Everyone who sews needs a pincushion, but instead of settling for a standard cushion, make your own that you can wear around your wrist!
This pincushion is so practical: You’ll never misplace your pincushion, and you’ll always have it handy when you’re moving around your sewing room. Plus, this cushion uses such a small amount of fabric, and you may even be able to use scraps from around the house.
How to sew a wrist pincushion
What you’ll need:
For the wrist strap
For my pincushion, I used pre-loved baby wool tights, which remove a step from the process, since the legs are already sewn in a tube.
If you can’t find wool tights, you can use jersey or interlock fabric instead. You’ll need a scrap approximately 11″ height by your wrist girth +1″.
For the pincushion top
For my pincushion, I used a scrap from a felted wool sweater. If you don’t have this kind of scrap, substitute a regular 100 percent wool felt. The lanolin properties in wool will make your needles smooth and shiny. If you’re allergic to lanolin, use acrylic felt, fleece or stiff knit fabric (like ponte). The stiffer the top fabric is, the less bumpy your pincushion will look!
More materials you’ll need:
- Cushion filling (either repurposed or or new)
- A small scrap (3½” x 3″) of jersey fabric
- A small piece (2-3/8″ x 1¾”) of plastic or cardboard
- Ribbon or ric-rac for decorating (optional)
- A zipper foot (optional)
- Pinking sheers (optional)
- Sewing essentials: pins, needle and thread, measure tape, sewing machine, scissors, etc.
First, you’ll create the wrist strap for your pincushion.
1. Cut the wristband fabric
Measure the circumference of your wrist, then add 1″. We’ll call this your wrist measurement.
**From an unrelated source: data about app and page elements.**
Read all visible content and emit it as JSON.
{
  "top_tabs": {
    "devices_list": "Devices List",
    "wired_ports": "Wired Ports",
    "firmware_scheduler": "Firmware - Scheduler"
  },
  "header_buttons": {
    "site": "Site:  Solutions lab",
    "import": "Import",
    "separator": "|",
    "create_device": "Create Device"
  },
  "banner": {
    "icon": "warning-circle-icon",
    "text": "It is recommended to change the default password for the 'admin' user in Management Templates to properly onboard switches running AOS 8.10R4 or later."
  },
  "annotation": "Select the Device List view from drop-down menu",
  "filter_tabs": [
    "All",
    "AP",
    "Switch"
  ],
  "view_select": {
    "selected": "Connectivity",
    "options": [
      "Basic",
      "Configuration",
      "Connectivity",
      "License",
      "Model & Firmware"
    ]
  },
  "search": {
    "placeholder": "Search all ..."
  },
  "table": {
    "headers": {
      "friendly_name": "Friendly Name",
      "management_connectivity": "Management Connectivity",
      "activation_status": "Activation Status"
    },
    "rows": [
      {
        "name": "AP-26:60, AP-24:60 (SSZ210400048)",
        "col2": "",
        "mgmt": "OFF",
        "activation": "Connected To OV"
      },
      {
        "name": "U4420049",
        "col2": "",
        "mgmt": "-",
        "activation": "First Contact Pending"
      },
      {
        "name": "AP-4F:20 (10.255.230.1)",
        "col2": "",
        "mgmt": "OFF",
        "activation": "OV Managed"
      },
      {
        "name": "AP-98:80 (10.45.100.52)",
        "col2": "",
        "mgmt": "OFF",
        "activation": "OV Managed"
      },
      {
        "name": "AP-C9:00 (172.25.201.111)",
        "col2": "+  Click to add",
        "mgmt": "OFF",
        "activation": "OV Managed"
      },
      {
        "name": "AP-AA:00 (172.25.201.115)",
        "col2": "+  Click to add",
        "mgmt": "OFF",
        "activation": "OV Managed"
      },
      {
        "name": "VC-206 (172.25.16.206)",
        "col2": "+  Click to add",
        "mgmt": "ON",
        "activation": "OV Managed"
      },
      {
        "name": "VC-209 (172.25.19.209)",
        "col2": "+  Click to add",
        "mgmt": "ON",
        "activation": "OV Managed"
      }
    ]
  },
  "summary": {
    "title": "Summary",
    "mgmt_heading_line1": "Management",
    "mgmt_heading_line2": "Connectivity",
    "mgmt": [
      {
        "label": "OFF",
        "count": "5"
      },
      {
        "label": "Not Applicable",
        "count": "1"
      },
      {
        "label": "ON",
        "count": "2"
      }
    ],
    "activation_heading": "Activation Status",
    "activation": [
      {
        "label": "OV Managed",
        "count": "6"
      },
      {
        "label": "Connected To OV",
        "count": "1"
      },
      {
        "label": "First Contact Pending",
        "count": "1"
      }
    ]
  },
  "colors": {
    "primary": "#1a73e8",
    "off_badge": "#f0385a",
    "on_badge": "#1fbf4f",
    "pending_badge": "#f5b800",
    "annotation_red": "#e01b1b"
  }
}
From your jersey or interlock fabric, cut a piece that is your wrist measurement x 11″. Create a tube by aligning the long raw edges right sides together, then sew or serge using a ½” seam allowance.
Since I used small tights, I cut a piece of the tights to my wrist measurement.
Step 2: Sew the wristband piece
Fold the fabric tube in half over itself with right sides together, matching the raw edges
Stitch the raw edges together with a ½” seam allowance, leaving about ½” unstitched so you can turn it right side out. Use a stretch stitch like a triple straight stitch to prevent the stitches popping when you use it.
Tip: You might find easier sewing this seam in two steps: First baste using a regular straight stitch, then sew with a stretch stitch.
Slip stitch the opening by hand.
Step 3: Cut the fabric for the cushion
The cushion is made of three rectangular pieces, with the following measurements:
- Felt wool: 3½” x 3″
- Jersey: 3½ x 3″
- Plastic: 2-3/8″ x 1¾”
Cut out all these pieces. I used pinking sheers on the fabrics to prevent fraying.
Step 4: Assemble the cushion
Center the jersey backing fabric right sides together onto the wrist cuff.
Use chalk to mark three sewing lines on the jersey fabric: a centered horizontal seam centered and two additional horizontal lines, each ¾” on either side of the center line.
To attach this to the wrist strip, sew along all three lines, starting and stopping at least ¾” from each edge of the fabric. Use a stretch stitch and backstitch at each end. Be sure you only sew this fabric to one side of the wrist strap, not all the way through. Put the cuff under the presser foot so the other two layers are on top like this:
If you want to decorate your pincushion top (the felt wool piece) with ric-rack, now is the time! Avoid decorations in the corners, which would add unnecessary bulk. Leave a ¾” border without decoration as well.
When your felt wool piece is ready, place it on top of your sewing table, right side up. Place the jersey/cuff piece so the cuff is up.
Pinch the cuff with your fingers so it stays up and far from the sides. Fold it down into itself.
Flip the wool rectangle on top of it, right sides together.
Pin together so the raw edges are perfectly meeting (gently stretching the jersey fabric will help).
Sew with a stretch stitch around the rectangle, using a ½” seam allowance. Leave a gap in one of the long edges so you can turn it right-side out (remember to backstitch on each end).
Be extra careful that you don’t sew into the cuff that’s inside of the cushion. You can use a zipper foot or move your needle to the left side.
Once you’re done, clip the four corners to minimize the bulk.
Then turn the whole thing right side out.
Step 5: Fill the cushion
Slip the plastic rectangle into the pincushion, holding it against the jersey layer. This will prevent any pins from slipping through and hitting your wrist (ouch!).
The main thing to look for is to perfectly fill the corners. Push the filling in with a dull pencil. Go on stuffing it until you think it’s too much, then test it with real pins.
Slip stitch the cushion closed by hand.
Now it’s ready to use!